As a part of their Freshwater Fish Contaminant Monitoring Program (FFCMP), Washington’s Department of Ecology has been assessing the contaminant levels of freshwater fish from across the state since 2001. The goal of this long-term monitoring project is to track the change in levels of chemicals like mercury, polychlorinated biphenyls (PCBs), and chlorinated pesticides in fish tissues.
A report from their 2012 study has just been released, and covers levels in fish collected from the Spokane and Pend Oreille Rivers, as well as North Cascades National Park. In North Cascades National Park, levels of PCBs in cutthroat trout exceeded Washington’s contaminant standards, referred to as Fish Tissue Equivalent Concentrations. This is of particular interest to the aquatic ecology lab, as one of our upcoming projects will be looking at PCB levels in food webs of the park’s high elevation lakes. What are those chemicals doing way up in the mountains?

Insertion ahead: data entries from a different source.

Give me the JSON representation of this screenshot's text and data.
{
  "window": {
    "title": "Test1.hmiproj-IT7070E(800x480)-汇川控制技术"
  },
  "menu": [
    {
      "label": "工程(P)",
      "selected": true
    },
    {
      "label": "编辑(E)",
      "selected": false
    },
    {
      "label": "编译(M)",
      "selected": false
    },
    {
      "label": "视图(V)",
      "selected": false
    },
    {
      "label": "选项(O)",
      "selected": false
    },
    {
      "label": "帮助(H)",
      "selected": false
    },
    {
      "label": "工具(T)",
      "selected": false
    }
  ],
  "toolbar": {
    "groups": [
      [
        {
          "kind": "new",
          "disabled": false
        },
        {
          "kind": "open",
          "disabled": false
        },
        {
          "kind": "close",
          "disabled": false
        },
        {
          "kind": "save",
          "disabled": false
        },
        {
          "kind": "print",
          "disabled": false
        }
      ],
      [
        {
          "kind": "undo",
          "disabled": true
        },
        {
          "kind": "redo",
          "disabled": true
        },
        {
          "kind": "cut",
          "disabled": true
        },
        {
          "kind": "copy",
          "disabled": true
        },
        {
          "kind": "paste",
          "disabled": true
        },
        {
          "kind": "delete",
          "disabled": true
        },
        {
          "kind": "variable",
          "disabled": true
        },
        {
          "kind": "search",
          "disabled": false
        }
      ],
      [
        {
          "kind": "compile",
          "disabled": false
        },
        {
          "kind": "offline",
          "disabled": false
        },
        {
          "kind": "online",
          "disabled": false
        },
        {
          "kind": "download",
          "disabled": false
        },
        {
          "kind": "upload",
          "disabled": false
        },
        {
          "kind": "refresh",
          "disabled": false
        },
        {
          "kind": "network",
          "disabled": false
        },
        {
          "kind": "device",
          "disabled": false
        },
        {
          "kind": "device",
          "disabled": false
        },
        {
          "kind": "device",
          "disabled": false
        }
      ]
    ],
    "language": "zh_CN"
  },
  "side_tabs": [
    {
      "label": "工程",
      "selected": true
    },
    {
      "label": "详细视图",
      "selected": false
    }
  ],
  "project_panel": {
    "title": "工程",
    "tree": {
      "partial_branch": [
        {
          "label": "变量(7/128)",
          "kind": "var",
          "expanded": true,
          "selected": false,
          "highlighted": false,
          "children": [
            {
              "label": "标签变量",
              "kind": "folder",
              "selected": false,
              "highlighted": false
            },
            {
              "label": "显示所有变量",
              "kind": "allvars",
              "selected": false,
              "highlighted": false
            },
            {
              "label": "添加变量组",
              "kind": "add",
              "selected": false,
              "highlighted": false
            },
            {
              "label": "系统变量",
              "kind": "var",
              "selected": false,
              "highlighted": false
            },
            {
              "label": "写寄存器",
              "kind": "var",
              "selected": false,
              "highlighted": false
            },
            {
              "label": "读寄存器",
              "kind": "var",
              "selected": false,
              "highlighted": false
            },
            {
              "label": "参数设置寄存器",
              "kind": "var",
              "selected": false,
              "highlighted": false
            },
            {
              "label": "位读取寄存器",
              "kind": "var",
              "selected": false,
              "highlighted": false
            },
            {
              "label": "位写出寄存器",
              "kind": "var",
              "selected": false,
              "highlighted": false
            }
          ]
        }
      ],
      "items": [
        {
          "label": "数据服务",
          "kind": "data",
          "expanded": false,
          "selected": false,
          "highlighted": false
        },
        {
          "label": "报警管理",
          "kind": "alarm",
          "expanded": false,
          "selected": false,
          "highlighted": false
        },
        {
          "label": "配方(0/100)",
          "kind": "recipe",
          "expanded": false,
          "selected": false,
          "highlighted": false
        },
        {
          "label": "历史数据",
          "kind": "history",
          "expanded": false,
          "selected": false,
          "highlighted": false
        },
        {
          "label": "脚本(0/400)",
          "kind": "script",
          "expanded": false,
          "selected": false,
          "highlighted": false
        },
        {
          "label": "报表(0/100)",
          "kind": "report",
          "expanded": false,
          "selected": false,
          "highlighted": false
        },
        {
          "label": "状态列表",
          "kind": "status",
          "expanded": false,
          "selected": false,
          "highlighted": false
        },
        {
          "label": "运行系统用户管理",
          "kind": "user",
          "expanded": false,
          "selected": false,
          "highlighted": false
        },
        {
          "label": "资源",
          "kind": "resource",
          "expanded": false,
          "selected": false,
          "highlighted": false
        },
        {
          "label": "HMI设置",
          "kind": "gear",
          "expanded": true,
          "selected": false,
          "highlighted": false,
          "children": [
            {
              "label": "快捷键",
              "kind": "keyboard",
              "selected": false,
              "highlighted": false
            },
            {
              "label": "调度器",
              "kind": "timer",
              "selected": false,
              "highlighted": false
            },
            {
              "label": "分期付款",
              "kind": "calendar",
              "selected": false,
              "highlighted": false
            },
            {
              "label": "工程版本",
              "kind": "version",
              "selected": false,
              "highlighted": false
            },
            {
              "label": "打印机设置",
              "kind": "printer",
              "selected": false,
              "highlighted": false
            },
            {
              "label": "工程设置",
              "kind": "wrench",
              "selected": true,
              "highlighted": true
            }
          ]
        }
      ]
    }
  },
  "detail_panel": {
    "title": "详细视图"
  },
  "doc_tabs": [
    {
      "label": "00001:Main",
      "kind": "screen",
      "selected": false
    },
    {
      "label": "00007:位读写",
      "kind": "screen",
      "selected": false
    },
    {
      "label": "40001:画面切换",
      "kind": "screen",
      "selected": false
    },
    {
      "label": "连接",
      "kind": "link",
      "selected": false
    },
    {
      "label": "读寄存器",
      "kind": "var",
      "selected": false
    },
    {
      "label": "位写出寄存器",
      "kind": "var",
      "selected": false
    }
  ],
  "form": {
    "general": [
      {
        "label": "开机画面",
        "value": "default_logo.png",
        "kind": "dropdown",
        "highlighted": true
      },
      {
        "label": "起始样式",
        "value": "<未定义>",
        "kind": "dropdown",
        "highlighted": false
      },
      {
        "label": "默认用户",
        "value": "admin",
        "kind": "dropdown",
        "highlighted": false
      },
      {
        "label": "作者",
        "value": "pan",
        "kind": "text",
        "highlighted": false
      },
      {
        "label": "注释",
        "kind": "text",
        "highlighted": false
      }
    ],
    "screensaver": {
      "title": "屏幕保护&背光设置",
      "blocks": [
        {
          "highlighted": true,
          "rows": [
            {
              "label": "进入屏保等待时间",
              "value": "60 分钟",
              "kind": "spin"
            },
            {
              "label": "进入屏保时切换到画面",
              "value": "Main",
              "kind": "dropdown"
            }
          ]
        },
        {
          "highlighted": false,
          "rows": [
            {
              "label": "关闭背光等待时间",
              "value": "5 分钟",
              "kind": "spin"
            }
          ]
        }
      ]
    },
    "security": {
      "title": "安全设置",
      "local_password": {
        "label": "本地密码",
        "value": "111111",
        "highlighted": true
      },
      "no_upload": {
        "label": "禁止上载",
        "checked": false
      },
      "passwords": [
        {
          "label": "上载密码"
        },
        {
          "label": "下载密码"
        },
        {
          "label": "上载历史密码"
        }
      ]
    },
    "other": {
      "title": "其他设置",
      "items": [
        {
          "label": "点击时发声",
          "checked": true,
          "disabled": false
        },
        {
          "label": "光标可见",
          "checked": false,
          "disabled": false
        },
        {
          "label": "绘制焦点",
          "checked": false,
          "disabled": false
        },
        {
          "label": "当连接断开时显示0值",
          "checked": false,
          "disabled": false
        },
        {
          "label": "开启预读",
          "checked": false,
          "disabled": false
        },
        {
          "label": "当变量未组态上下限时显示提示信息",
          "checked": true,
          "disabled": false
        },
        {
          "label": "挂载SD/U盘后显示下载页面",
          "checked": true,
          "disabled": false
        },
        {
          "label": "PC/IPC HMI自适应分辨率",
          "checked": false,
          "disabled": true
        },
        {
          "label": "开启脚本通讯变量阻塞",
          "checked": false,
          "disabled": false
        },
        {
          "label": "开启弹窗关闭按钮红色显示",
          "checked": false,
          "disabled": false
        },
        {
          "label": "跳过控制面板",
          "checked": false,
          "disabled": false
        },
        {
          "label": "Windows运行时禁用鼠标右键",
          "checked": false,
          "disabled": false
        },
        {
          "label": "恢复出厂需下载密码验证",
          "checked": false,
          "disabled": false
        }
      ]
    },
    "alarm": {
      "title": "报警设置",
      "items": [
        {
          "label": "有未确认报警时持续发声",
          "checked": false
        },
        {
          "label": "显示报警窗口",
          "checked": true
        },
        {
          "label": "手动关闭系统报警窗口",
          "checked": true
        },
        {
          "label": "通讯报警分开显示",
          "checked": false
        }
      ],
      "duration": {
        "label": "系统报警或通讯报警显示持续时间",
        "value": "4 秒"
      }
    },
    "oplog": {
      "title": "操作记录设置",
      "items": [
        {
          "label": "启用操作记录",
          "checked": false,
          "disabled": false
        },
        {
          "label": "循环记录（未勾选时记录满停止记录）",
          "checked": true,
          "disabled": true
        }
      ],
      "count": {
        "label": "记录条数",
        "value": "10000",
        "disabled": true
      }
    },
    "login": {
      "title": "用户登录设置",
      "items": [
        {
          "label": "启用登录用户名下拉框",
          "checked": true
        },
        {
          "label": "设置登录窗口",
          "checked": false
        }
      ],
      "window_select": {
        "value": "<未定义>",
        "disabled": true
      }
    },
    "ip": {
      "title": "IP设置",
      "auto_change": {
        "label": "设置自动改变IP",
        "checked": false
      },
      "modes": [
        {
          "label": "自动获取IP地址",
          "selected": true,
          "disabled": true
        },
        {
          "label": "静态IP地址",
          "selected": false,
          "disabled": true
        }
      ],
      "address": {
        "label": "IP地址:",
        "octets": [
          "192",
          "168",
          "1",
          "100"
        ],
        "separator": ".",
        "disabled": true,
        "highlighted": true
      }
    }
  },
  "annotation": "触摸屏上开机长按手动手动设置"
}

Check out the old blog post “Toxins in the Mountains” from December 2013 to learn more.